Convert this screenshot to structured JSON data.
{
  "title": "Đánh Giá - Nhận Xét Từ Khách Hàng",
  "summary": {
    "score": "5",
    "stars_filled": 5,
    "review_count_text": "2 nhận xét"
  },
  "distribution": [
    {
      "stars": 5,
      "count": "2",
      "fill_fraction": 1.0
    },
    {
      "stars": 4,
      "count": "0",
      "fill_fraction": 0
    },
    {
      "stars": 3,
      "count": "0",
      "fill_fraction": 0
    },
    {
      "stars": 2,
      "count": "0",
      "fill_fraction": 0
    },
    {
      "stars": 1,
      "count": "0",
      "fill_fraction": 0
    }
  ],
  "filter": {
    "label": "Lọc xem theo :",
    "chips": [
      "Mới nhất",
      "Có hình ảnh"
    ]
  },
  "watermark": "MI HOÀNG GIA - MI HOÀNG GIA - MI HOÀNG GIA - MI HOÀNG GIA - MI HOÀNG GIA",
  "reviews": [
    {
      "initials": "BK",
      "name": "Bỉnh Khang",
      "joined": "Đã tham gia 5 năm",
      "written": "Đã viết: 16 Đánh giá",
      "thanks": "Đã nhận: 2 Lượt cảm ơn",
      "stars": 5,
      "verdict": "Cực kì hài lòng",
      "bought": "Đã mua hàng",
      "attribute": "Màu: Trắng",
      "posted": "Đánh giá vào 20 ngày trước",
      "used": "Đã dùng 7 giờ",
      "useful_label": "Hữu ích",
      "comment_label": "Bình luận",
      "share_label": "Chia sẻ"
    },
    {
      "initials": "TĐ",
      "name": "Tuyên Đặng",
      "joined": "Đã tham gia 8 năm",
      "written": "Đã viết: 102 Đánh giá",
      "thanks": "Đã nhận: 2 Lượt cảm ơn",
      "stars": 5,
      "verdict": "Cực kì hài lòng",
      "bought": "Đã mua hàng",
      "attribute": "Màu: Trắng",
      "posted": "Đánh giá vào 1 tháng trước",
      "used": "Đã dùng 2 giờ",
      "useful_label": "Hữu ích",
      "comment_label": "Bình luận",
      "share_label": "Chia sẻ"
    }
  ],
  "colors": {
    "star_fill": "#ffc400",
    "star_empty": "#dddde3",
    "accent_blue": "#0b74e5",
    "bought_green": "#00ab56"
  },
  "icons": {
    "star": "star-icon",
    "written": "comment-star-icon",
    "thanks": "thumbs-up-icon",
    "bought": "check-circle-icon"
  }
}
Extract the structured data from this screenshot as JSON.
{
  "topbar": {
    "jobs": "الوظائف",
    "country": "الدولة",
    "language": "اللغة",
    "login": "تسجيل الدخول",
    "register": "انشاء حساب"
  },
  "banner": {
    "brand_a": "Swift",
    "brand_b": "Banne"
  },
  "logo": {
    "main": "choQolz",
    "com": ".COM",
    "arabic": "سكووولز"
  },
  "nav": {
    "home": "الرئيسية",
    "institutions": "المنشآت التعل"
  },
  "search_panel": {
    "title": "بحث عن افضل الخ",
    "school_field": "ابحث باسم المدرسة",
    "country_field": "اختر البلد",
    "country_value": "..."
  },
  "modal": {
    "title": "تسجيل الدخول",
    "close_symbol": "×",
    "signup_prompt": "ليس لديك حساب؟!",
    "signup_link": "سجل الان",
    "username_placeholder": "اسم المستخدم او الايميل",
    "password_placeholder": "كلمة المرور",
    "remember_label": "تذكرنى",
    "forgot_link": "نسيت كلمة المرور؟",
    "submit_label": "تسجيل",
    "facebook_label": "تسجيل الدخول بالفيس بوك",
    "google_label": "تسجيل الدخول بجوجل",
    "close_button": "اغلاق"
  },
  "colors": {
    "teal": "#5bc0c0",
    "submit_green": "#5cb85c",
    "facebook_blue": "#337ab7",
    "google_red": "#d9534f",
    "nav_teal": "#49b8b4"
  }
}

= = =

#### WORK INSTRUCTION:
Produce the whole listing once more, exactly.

#### RESPONSE:
Convert this screenshot to structured JSON data.
{
  "title": "Đánh Giá - Nhận Xét Từ Khách Hàng",
  "summary": {
    "score": "5",
    "stars_filled": 5,
    "review_count_text": "2 nhận xét"
  },
  "distribution": [
    {
      "stars": 5,
      "count": "2",
      "fill_fraction": 1.0
    },
    {
      "stars": 4,
      "count": "0",
      "fill_fraction": 0
    },
    {
      "stars": 3,
      "count": "0",
      "fill_fraction": 0
    },
    {
      "stars": 2,
      "count": "0",
      "fill_fraction": 0
    },
    {
      "stars": 1,
      "count": "0",
      "fill_fraction": 0
    }
  ],
  "filter": {
    "label": "Lọc xem theo :",
    "chips": [
      "Mới nhất",
      "Có hình ảnh"
    ]
  },
  "watermark": "MI HOÀNG GIA - MI HOÀNG GIA - MI HOÀNG GIA - MI HOÀNG GIA - MI HOÀNG GIA",
  "reviews": [
    {
      "initials": "BK",
      "name": "Bỉnh Khang",
      "joined": "Đã tham gia 5 năm",
      "written": "Đã viết: 16 Đánh giá",
      "thanks": "Đã nhận: 2 Lượt cảm ơn",
      "stars": 5,
      "verdict": "Cực kì hài lòng",
      "bought": "Đã mua hàng",
      "attribute": "Màu: Trắng",
      "posted": "Đánh giá vào 20 ngày trước",
      "used": "Đã dùng 7 giờ",
      "useful_label": "Hữu ích",
      "comment_label": "Bình luận",
      "share_label": "Chia sẻ"
    },
    {
      "initials": "TĐ",
      "name": "Tuyên Đặng",
      "joined": "Đã tham gia 8 năm",
      "written": "Đã viết: 102 Đánh giá",
      "thanks": "Đã nhận: 2 Lượt cảm ơn",
      "stars": 5,
      "verdict": "Cực kì hài lòng",
      "bought": "Đã mua hàng",
      "attribute": "Màu: Trắng",
      "posted": "Đánh giá vào 1 tháng trước",
      "used": "Đã dùng 2 giờ",
      "useful_label": "Hữu ích",
      "comment_label": "Bình luận",
      "share_label": "Chia sẻ"
    }
  ],
  "colors": {
    "star_fill": "#ffc400",
    "star_empty": "#dddde3",
    "accent_blue": "#0b74e5",
    "bought_green": "#00ab56"
  },
  "icons": {
    "star": "star-icon",
    "written": "comment-star-icon",
    "thanks": "thumbs-up-icon",
    "bought": "check-circle-icon"
  }
}
Extract the structured data from this screenshot as JSON.
{
  "topbar": {
    "jobs": "الوظائف",
    "country": "الدولة",
    "language": "اللغة",
    "login": "تسجيل الدخول",
    "register": "انشاء حساب"
  },
  "banner": {
    "brand_a": "Swift",
    "brand_b": "Banne"
  },
  "logo": {
    "main": "choQolz",
    "com": ".COM",
    "arabic": "سكووولز"
  },
  "nav": {
    "home": "الرئيسية",
    "institutions": "المنشآت التعل"
  },
  "search_panel": {
    "title": "بحث عن افضل الخ",
    "school_field": "ابحث باسم المدرسة",
    "country_field": "اختر البلد",
    "country_value": "..."
  },
  "modal": {
    "title": "تسجيل الدخول",
    "close_symbol": "×",
    "signup_prompt": "ليس لديك حساب؟!",
    "signup_link": "سجل الان",
    "username_placeholder": "اسم المستخدم او الايميل",
    "password_placeholder": "كلمة المرور",
    "remember_label": "تذكرنى",
    "forgot_link": "نسيت كلمة المرور؟",
    "submit_label": "تسجيل",
    "facebook_label": "تسجيل الدخول بالفيس بوك",
    "google_label": "تسجيل الدخول بجوجل",
    "close_button": "اغلاق"
  },
  "colors": {
    "teal": "#5bc0c0",
    "submit_green": "#5cb85c",
    "facebook_blue": "#337ab7",
    "google_red": "#d9534f",
    "nav_teal": "#49b8b4"
  }
}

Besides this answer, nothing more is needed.